Aim of the task –
Which lines of the entries contain the string "after"? Please find them and copy them.

Source records –

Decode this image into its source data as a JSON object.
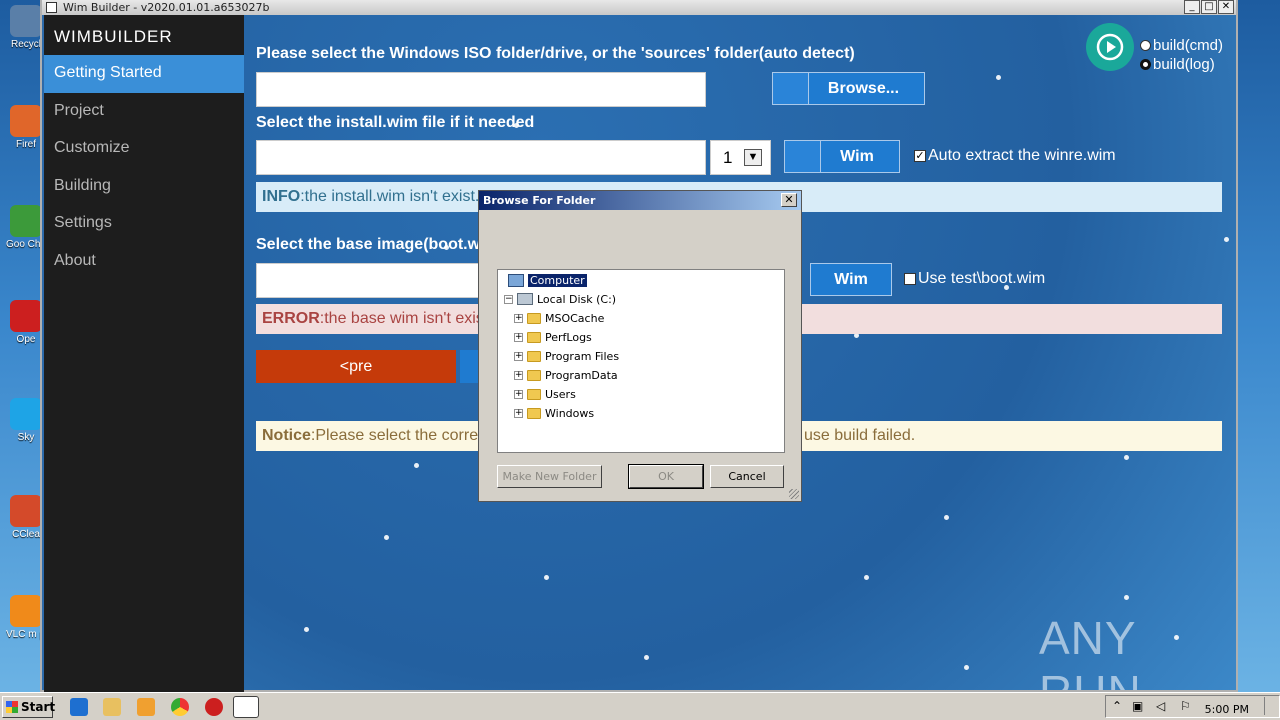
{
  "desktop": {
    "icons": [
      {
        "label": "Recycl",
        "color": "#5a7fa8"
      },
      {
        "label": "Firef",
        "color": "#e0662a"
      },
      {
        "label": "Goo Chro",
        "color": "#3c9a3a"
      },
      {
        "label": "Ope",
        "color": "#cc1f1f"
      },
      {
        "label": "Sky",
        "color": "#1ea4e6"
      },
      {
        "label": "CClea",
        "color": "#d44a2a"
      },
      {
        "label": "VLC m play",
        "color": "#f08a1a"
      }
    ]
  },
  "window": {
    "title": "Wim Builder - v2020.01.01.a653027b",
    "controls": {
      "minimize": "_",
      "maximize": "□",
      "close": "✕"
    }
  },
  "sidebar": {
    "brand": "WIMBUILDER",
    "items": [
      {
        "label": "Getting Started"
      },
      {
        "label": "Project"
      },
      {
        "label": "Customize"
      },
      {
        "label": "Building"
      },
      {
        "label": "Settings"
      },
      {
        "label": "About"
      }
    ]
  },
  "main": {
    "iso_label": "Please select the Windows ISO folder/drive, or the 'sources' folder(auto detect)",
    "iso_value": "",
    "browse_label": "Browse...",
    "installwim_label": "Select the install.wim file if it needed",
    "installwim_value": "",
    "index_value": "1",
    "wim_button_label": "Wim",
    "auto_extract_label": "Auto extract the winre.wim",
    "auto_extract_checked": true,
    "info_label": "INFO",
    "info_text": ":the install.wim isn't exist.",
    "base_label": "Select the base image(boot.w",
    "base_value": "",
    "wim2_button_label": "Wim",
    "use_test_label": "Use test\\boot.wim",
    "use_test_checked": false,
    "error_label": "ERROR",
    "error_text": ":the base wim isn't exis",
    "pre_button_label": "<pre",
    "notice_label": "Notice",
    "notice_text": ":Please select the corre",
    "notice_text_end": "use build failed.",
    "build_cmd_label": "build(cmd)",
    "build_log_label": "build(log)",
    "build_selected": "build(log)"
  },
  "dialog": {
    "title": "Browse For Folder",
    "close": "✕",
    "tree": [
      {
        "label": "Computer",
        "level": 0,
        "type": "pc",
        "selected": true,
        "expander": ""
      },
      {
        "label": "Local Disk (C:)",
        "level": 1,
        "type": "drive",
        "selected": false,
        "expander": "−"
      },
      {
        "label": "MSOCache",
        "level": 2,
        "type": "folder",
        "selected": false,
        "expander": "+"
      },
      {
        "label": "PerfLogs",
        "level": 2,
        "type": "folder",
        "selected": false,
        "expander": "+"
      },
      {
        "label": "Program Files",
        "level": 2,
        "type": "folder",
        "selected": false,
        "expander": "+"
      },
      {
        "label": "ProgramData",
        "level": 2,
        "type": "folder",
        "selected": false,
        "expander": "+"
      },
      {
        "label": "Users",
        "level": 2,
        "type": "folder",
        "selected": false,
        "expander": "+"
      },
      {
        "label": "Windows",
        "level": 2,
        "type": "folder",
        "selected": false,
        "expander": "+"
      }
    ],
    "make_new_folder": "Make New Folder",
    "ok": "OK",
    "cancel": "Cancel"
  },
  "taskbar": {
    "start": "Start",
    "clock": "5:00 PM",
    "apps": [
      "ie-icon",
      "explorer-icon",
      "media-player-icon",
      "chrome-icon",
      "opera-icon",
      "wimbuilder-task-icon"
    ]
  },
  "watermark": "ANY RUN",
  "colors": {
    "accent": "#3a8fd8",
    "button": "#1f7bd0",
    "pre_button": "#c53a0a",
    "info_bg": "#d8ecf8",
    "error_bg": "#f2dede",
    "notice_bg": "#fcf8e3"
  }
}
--
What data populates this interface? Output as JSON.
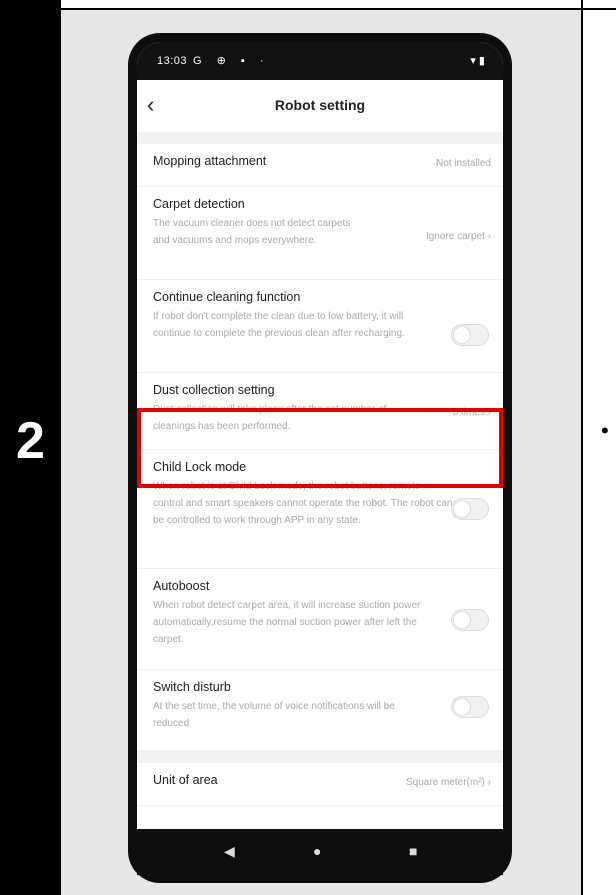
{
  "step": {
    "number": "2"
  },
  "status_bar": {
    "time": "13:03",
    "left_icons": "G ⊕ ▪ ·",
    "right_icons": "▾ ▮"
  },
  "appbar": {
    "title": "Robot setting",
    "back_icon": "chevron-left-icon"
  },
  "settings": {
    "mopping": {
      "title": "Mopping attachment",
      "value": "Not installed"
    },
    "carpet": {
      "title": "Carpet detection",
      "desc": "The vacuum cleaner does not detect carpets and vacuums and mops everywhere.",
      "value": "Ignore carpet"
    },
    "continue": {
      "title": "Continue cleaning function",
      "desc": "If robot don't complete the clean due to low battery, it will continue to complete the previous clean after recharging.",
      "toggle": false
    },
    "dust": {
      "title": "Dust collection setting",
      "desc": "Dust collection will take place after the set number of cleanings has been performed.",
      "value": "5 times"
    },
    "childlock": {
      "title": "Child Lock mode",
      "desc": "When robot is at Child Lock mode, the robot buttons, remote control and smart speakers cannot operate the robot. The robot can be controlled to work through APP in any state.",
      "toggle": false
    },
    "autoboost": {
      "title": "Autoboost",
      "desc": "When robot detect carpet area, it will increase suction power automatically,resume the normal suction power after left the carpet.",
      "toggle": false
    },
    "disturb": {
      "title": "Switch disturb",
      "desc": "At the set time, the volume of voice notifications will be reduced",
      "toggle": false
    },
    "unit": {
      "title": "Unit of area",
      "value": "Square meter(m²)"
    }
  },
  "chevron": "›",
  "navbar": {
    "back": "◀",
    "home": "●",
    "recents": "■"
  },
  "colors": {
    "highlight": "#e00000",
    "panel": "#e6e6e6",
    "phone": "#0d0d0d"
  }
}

Solution –
      "desc": "If robot don't complete the clean due to low battery, it will continue to complete the previous clean after recharging.",
      "desc": "Dust collection will take place after the set number of cleanings has been performed.",
      "desc": "When robot detect carpet area, it will increase suction power automatically,resume the normal suction power after left the carpet.",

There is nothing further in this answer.